_Task item_. Would you please write out the records below exactly as they appear?

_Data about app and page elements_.
****************
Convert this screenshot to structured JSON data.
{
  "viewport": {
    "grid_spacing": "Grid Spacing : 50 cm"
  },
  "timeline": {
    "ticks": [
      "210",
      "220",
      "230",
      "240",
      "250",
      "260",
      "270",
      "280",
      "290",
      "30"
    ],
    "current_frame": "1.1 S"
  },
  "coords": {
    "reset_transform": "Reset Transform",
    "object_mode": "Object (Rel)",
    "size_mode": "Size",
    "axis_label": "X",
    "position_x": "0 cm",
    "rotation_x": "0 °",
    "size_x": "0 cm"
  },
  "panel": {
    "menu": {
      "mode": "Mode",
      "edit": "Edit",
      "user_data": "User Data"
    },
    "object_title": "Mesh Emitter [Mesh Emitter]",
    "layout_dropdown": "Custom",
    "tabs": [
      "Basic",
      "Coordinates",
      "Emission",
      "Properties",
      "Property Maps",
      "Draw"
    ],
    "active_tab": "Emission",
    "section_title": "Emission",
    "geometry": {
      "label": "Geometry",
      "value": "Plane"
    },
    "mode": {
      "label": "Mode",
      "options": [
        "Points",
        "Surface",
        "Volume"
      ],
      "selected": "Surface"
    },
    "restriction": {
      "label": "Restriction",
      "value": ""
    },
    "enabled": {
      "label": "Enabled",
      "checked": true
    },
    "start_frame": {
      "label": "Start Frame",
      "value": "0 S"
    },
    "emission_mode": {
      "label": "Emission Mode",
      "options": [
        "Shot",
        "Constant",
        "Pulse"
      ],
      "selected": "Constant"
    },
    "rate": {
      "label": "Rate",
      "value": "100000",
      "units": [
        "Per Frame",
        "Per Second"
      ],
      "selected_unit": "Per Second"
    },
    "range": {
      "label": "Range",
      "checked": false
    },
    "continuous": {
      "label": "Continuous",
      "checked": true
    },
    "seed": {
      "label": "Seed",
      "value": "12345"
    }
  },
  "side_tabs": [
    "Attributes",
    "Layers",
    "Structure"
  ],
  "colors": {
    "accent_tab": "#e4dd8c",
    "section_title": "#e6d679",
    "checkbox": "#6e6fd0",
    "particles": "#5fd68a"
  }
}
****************
_Result_.
Convert this screenshot to structured JSON data.
{
  "viewport": {
    "grid_spacing": "Grid Spacing : 50 cm"
  },
  "timeline": {
    "ticks": [
      "210",
      "220",
      "230",
      "240",
      "250",
      "260",
      "270",
      "280",
      "290",
      "30"
    ],
    "current_frame": "1.1 S"
  },
  "coords": {
    "reset_transform": "Reset Transform",
    "object_mode": "Object (Rel)",
    "size_mode": "Size",
    "axis_label": "X",
    "position_x": "0 cm",
    "rotation_x": "0 °",
    "size_x": "0 cm"
  },
  "panel": {
    "menu": {
      "mode": "Mode",
      "edit": "Edit",
      "user_data": "User Data"
    },
    "object_title": "Mesh Emitter [Mesh Emitter]",
    "layout_dropdown": "Custom",
    "tabs": [
      "Basic",
      "Coordinates",
      "Emission",
      "Properties",
      "Property Maps",
      "Draw"
    ],
    "active_tab": "Emission",
    "section_title": "Emission",
    "geometry": {
      "label": "Geometry",
      "value": "Plane"
    },
    "mode": {
      "label": "Mode",
      "options": [
        "Points",
        "Surface",
        "Volume"
      ],
      "selected": "Surface"
    },
    "restriction": {
      "label": "Restriction",
      "value": ""
    },
    "enabled": {
      "label": "Enabled",
      "checked": true
    },
    "start_frame": {
      "label": "Start Frame",
      "value": "0 S"
    },
    "emission_mode": {
      "label": "Emission Mode",
      "options": [
        "Shot",
        "Constant",
        "Pulse"
      ],
      "selected": "Constant"
    },
    "rate": {
      "label": "Rate",
      "value": "100000",
      "units": [
        "Per Frame",
        "Per Second"
      ],
      "selected_unit": "Per Second"
    },
    "range": {
      "label": "Range",
      "checked": false
    },
    "continuous": {
      "label": "Continuous",
      "checked": true
    },
    "seed": {
      "label": "Seed",
      "value": "12345"
    }
  },
  "side_tabs": [
    "Attributes",
    "Layers",
    "Structure"
  ],
  "colors": {
    "accent_tab": "#e4dd8c",
    "section_title": "#e6d679",
    "checkbox": "#6e6fd0",
    "particles": "#5fd68a"
  }
}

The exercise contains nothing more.